White Fragility: Why It’s So Hard for White People to Talk About Racism, by Robin DiAngelo. https://robindiangelo.com/publications/ has a free downloadable Reader’s Guide.

Stamped from the Beginning: The Definitive History of Racist Ideas in America, by Ibram X. Kendi. https://www.ibramxkendi.com/stamped-from-the-beginning has a link to listen to an audio excerpt.

How to be an Anti-Racist, by Ibram X. Kendi. https://www.ibramxkendi.com/how-to-be-an-antiracist has a free downloadable Discussion Guide.

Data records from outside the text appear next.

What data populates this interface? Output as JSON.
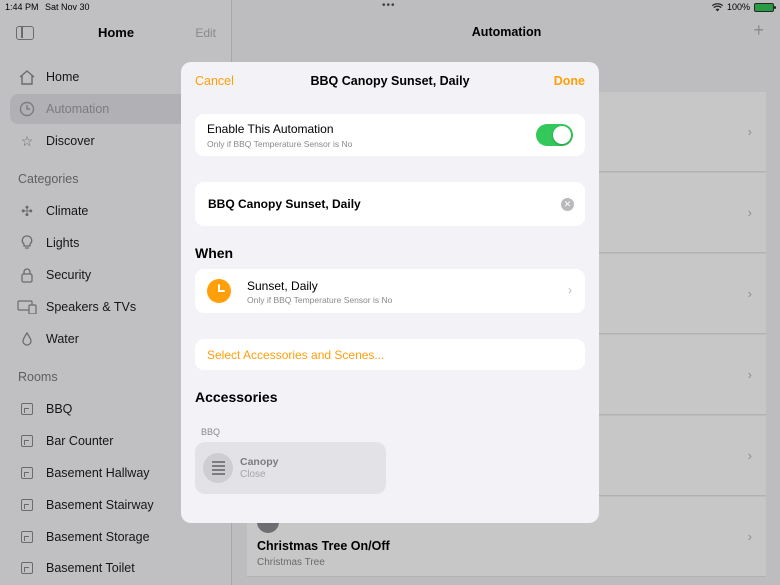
{
  "status_bar": {
    "time": "1:44 PM",
    "date": "Sat Nov 30",
    "battery": "100%"
  },
  "sidebar": {
    "title": "Home",
    "edit_label": "Edit",
    "nav": [
      {
        "label": "Home",
        "icon": "house-icon"
      },
      {
        "label": "Automation",
        "icon": "clock-icon",
        "selected": true
      },
      {
        "label": "Discover",
        "icon": "star-icon"
      }
    ],
    "categories_header": "Categories",
    "categories": [
      {
        "label": "Climate",
        "icon": "fan-icon"
      },
      {
        "label": "Lights",
        "icon": "lightbulb-icon"
      },
      {
        "label": "Security",
        "icon": "lock-icon"
      },
      {
        "label": "Speakers & TVs",
        "icon": "tv-speaker-icon"
      },
      {
        "label": "Water",
        "icon": "water-drop-icon"
      }
    ],
    "rooms_header": "Rooms",
    "rooms": [
      {
        "label": "BBQ"
      },
      {
        "label": "Bar Counter"
      },
      {
        "label": "Basement Hallway"
      },
      {
        "label": "Basement Stairway"
      },
      {
        "label": "Basement Storage"
      },
      {
        "label": "Basement Toilet"
      }
    ]
  },
  "main": {
    "title": "Automation",
    "add_label": "+",
    "visible_automation": {
      "name": "Christmas Tree On/Off",
      "subtitle": "Christmas Tree"
    }
  },
  "modal": {
    "cancel_label": "Cancel",
    "title": "BBQ Canopy Sunset, Daily",
    "done_label": "Done",
    "enable": {
      "label": "Enable This Automation",
      "subtitle": "Only if BBQ Temperature Sensor is No",
      "on": true
    },
    "name_value": "BBQ Canopy Sunset, Daily",
    "when_header": "When",
    "when": {
      "label": "Sunset, Daily",
      "subtitle": "Only if BBQ Temperature Sensor is No"
    },
    "select_label": "Select Accessories and Scenes...",
    "accessories_header": "Accessories",
    "group_label": "BBQ",
    "accessory": {
      "name": "Canopy",
      "state": "Close"
    }
  },
  "colors": {
    "accent": "#ff9f0a",
    "toggle_on": "#34c759"
  }
}
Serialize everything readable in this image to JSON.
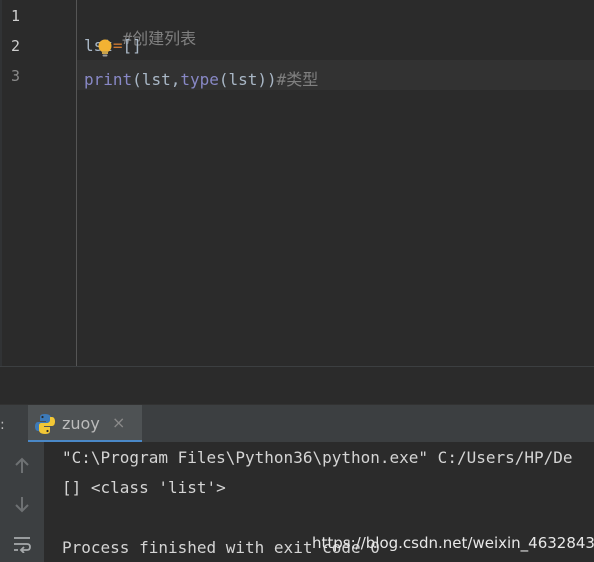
{
  "editor": {
    "line_numbers": [
      "1",
      "2",
      "3"
    ],
    "lines": [
      {
        "comment": "#创建列表"
      },
      {
        "var_a": "ls",
        "var_b": "t",
        "op": "=",
        "rest": "[]"
      },
      {
        "print": "print",
        "open": "(lst,",
        "type": "type",
        "mid": "(lst))",
        "comment": "#类型"
      }
    ]
  },
  "run": {
    "label": ":",
    "tab_title": "zuoy",
    "tab_close": "×",
    "console": [
      "\"C:\\Program Files\\Python36\\python.exe\" C:/Users/HP/De",
      "[] <class 'list'>",
      "",
      "Process finished with exit code 0"
    ]
  },
  "watermark": "https://blog.csdn.net/weixin_46328436",
  "colors": {
    "background": "#2b2b2b",
    "comment": "#808080",
    "keyword": "#8888c6",
    "operator": "#cc7832",
    "tab_underline": "#4a88c7"
  }
}
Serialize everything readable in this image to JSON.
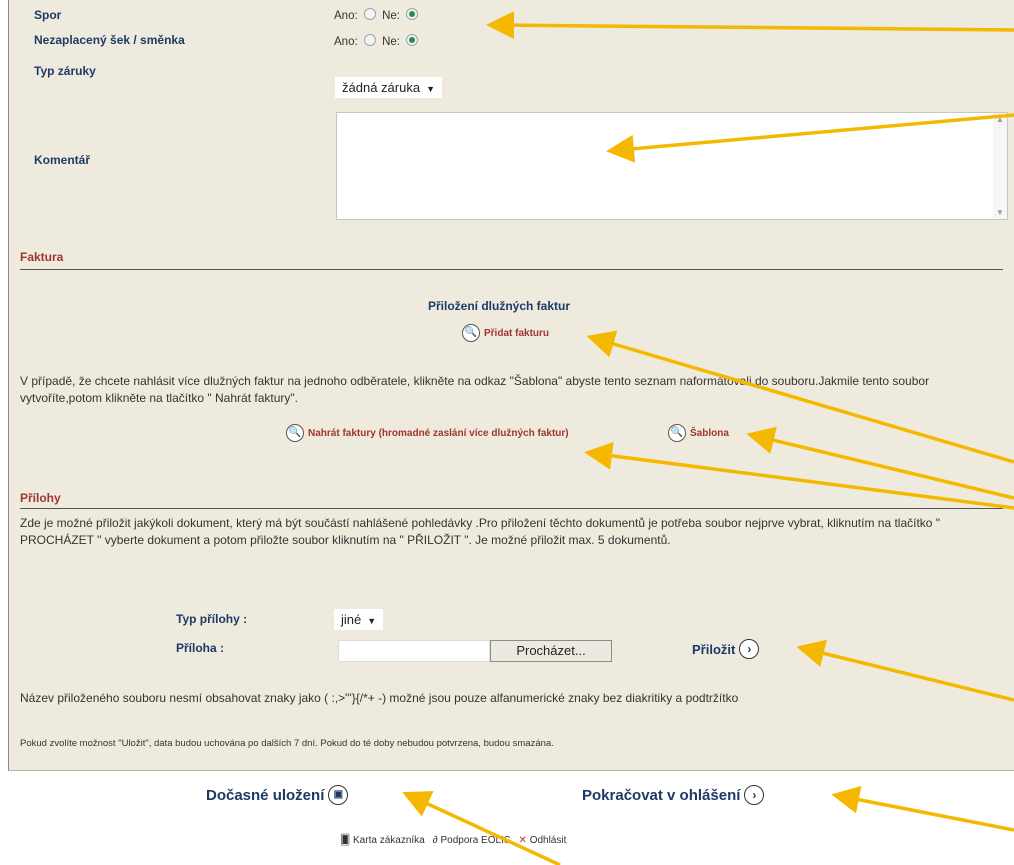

“1619” is a 5-episode audio series from the New York Times that examines the long shadow of American slavery; how slavery has transformed America, connecting past and present through the oldest form of storytelling. Can listen to the episodes and read the transcripts at the website: https://www.nytimes.com/2020/01/23/podcasts/1619-podcast.html or use podcast app on your smart phone to listen to the episodes.

“White Lies” is a 7-episode audio series from NPR: https://www.npr.org/podcasts/510343/white-lies. Description from that website: “In 1965, Rev. James Reeb was murdered in Selma, Alabama. Three men were tried and acquitted, but no one was ever held to account. Fifty years later, two journalists from Alabama return to the city where it happened, expose the lies that kept the murder from being solved and uncover a story about guilt and memory that says as much about America today as it does about the past.”

“Scene on Radio” is the Peabody-nominated podcast from the Center for Documentary Studies at Duke University, at https://www.sceneonradio.org/.
  • Season 2, “Seeing White” Just what is going on with white people? Police shootings of unarmed African Americans. Acts of domestic terrorism by white supremacists. The renewed embrace of raw, undisguised white-identity politics. Unending racial inequity in schools, housing, criminal justice, and hiring. Some of this feels new, but in truth it’s an old story. Why? Where did the notion of “whiteness” come from? What does it mean? What is whiteness for? Scene on Radio host and producer John Biewen took a deep dive into these questions, along with an array of leading scholars and regular guest Dr. Chenjerai Kumanyika, in this fourteen-part documentary series, released between February and August 2017. The series editor is Loretta Williams.
  • Season 3, “Men” What’s up with this male-dominated world? How did we get sexism, patriarchy, misogyny in the first place? How can we get better at seeing it, and what can we do about it? Co-hosts John Biewen and Celeste Headlee explore those questions and more.
  • Season 4, “The land that never has been yet” As the 2020 election approaches, the survival of the United States as a democratic republic is a topic of national conversation—Trumpian authoritarianism; voter suppression and gerrymandering; concerns about foreign intervention, election security, and the role of money in politics. Our twelve-part Season 4 series on democracy touches on those concerns but goes much deeper, effectively retelling the story of the United States from its beginnings up to the present as we complicate, maybe upend, our listeners’ understanding of American history. Our series title, The Land That Never Has Been Yet, is borrowed from the Langston Hughes poem, “Let America Be America Again.” The Land reunites the Seeing White series team: host and producer John Biewen with his collaborator Chenjerai Kumanyika, journalism and media studies professor at Rutgers University, and their editor, the public radio veteran Loretta Williams.
“Code Switch” from NPR, at https://www.npr.org/podcasts/510312/codeswitch. From the website: “What's CODE SWITCH? It's the fearless conversations about race that you've been waiting for! Hosted by journalists of color, our podcast tackles the subject of race head-on. We explore how it impacts every part of society — from politics and pop culture to history, sports and everything in between. This podcast makes ALL OF US part of the conversation — because we're all part of the story.”